[What you have to do]:
Write out every line from the listing below where the string "左Ctrl" is found.

[Supplied material]:
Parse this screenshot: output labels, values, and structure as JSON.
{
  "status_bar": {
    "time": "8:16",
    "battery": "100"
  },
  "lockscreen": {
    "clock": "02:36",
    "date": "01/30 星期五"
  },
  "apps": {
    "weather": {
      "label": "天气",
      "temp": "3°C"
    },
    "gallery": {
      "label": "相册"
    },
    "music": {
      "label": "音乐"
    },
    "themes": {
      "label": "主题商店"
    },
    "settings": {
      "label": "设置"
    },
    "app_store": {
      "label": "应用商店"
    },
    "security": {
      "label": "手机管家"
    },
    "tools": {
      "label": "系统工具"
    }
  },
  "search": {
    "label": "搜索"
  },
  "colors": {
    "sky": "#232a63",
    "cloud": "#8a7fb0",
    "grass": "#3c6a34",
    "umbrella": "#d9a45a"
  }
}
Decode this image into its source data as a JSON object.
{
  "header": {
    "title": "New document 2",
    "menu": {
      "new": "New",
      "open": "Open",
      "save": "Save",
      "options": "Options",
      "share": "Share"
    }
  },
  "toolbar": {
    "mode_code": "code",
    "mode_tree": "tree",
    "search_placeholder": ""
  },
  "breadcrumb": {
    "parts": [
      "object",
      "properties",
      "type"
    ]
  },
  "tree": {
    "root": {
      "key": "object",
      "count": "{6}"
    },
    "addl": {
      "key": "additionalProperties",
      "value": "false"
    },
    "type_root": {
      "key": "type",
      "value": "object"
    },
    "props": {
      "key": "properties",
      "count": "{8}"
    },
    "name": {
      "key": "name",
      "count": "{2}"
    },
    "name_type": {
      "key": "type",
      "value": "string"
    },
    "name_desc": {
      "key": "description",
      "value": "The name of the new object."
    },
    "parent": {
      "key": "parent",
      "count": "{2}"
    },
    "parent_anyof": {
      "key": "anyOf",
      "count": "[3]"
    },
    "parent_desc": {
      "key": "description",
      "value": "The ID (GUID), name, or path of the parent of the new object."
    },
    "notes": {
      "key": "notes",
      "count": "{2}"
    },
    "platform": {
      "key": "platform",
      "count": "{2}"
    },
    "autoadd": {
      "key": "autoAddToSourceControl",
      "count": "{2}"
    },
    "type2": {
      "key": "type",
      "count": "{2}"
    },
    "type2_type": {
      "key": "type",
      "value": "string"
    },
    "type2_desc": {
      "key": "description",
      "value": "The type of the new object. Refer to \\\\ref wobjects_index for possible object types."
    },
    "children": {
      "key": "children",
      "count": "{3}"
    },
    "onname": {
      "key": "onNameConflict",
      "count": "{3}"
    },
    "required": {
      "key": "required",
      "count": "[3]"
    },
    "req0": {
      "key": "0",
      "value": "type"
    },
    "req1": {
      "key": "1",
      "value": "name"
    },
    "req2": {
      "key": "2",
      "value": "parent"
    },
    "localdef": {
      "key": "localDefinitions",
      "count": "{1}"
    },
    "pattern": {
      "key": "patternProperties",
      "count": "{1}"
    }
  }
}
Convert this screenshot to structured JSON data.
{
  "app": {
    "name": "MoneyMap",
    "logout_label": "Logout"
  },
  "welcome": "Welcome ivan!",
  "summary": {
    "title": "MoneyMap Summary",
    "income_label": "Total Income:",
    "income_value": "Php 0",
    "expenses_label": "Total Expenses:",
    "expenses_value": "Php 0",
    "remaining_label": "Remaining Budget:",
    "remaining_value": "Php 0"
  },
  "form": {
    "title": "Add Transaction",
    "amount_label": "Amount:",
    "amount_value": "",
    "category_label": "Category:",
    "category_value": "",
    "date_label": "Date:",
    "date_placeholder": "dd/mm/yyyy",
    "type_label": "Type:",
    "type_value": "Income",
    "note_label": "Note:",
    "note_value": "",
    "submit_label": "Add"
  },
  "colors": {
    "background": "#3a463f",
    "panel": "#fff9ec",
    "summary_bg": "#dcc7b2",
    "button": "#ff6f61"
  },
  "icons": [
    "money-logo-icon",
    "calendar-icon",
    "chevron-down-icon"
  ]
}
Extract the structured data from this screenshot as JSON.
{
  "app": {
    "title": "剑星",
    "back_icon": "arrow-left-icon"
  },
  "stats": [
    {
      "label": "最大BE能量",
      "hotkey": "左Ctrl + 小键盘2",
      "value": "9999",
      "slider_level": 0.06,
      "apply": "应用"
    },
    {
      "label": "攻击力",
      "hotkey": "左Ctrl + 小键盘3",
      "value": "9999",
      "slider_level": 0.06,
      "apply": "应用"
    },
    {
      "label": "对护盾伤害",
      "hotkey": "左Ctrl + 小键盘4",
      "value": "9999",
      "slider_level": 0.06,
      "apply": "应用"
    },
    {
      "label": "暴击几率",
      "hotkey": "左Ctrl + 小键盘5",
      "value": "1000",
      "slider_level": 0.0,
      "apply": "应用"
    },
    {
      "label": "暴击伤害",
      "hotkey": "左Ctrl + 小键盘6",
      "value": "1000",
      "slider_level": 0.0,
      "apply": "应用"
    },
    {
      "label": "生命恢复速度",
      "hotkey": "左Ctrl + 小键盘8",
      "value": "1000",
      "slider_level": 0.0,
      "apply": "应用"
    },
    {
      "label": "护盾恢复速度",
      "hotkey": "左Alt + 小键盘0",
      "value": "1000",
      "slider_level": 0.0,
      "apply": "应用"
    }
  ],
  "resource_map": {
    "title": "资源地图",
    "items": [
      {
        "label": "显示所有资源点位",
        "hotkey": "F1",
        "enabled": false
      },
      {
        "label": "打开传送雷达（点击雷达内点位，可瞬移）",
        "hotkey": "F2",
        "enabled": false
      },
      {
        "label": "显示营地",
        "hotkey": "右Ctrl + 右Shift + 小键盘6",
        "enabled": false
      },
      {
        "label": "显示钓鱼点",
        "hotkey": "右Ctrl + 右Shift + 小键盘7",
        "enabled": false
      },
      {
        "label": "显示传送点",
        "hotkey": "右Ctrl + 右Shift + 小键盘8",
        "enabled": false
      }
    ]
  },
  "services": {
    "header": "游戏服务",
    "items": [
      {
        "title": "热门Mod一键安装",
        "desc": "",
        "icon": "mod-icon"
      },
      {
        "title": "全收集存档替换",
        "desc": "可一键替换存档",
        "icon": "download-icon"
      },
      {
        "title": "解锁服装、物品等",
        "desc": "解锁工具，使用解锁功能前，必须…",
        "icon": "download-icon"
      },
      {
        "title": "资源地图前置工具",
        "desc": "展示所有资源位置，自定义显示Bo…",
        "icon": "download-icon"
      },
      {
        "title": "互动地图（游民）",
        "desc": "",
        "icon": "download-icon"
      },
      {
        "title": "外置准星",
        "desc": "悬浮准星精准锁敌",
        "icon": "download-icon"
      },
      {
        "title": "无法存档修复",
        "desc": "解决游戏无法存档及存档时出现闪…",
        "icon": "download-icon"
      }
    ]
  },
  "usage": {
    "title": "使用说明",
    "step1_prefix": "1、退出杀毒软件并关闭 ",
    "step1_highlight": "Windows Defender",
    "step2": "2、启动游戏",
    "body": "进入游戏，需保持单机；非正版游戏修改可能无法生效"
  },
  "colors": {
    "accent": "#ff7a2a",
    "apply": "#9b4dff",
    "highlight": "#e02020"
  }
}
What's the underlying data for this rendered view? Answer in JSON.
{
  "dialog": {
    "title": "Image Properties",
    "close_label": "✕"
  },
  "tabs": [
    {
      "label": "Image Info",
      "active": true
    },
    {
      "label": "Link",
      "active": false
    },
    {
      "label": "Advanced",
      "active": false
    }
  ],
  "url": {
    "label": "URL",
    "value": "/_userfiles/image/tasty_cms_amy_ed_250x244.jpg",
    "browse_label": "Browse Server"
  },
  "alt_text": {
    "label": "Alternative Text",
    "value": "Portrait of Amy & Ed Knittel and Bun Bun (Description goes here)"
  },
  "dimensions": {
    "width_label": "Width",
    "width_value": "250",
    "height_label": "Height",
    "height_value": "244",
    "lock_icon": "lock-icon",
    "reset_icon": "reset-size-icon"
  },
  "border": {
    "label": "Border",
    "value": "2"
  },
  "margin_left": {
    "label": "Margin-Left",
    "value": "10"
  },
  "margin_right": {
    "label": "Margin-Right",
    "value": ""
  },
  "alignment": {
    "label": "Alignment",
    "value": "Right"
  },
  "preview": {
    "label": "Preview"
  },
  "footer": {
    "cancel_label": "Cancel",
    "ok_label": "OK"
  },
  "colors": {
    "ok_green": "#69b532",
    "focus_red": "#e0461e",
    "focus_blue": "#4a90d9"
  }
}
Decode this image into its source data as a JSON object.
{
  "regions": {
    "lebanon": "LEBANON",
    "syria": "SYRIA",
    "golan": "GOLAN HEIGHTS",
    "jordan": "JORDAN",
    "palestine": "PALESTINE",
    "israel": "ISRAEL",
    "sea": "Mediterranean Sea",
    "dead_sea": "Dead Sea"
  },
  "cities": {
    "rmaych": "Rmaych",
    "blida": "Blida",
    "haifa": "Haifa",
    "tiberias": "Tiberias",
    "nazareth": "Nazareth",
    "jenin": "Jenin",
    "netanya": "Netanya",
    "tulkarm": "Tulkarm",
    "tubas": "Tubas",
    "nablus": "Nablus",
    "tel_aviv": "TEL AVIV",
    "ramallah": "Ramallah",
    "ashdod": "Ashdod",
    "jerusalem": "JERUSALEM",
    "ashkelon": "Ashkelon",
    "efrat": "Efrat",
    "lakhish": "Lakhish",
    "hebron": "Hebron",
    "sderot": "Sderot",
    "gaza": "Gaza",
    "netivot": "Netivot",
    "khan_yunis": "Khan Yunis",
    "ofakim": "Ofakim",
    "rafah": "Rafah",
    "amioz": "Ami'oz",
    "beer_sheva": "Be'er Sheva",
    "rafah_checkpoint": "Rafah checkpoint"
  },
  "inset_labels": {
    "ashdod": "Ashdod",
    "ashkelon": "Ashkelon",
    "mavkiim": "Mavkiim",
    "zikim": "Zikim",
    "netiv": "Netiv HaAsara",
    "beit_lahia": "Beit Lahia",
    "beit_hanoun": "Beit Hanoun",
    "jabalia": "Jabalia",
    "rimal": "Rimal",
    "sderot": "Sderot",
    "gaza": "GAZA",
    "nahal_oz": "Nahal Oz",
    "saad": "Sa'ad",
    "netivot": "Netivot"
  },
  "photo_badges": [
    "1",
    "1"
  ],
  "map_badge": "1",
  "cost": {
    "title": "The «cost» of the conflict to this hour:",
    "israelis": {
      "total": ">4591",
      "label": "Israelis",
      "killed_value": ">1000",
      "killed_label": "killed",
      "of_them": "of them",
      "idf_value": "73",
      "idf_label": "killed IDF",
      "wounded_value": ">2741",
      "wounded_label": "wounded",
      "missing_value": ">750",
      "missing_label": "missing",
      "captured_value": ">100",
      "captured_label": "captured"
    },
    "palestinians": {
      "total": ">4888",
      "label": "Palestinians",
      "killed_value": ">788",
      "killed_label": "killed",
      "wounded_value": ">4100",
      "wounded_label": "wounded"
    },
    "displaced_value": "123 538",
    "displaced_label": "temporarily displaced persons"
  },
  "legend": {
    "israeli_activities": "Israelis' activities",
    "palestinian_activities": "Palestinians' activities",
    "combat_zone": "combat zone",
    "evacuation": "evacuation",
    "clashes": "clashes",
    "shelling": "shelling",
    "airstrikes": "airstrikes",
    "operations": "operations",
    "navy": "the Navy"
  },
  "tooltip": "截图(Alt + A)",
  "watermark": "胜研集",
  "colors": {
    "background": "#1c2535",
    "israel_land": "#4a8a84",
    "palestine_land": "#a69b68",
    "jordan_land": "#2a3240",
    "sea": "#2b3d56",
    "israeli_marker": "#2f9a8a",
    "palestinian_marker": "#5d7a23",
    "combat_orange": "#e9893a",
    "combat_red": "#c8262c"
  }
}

[Output of the exercise]:
      "hotkey": "左Ctrl + 小键盘2",
      "hotkey": "左Ctrl + 小键盘3",
      "hotkey": "左Ctrl + 小键盘4",
      "hotkey": "左Ctrl + 小键盘5",
      "hotkey": "左Ctrl + 小键盘6",
      "hotkey": "左Ctrl + 小键盘8",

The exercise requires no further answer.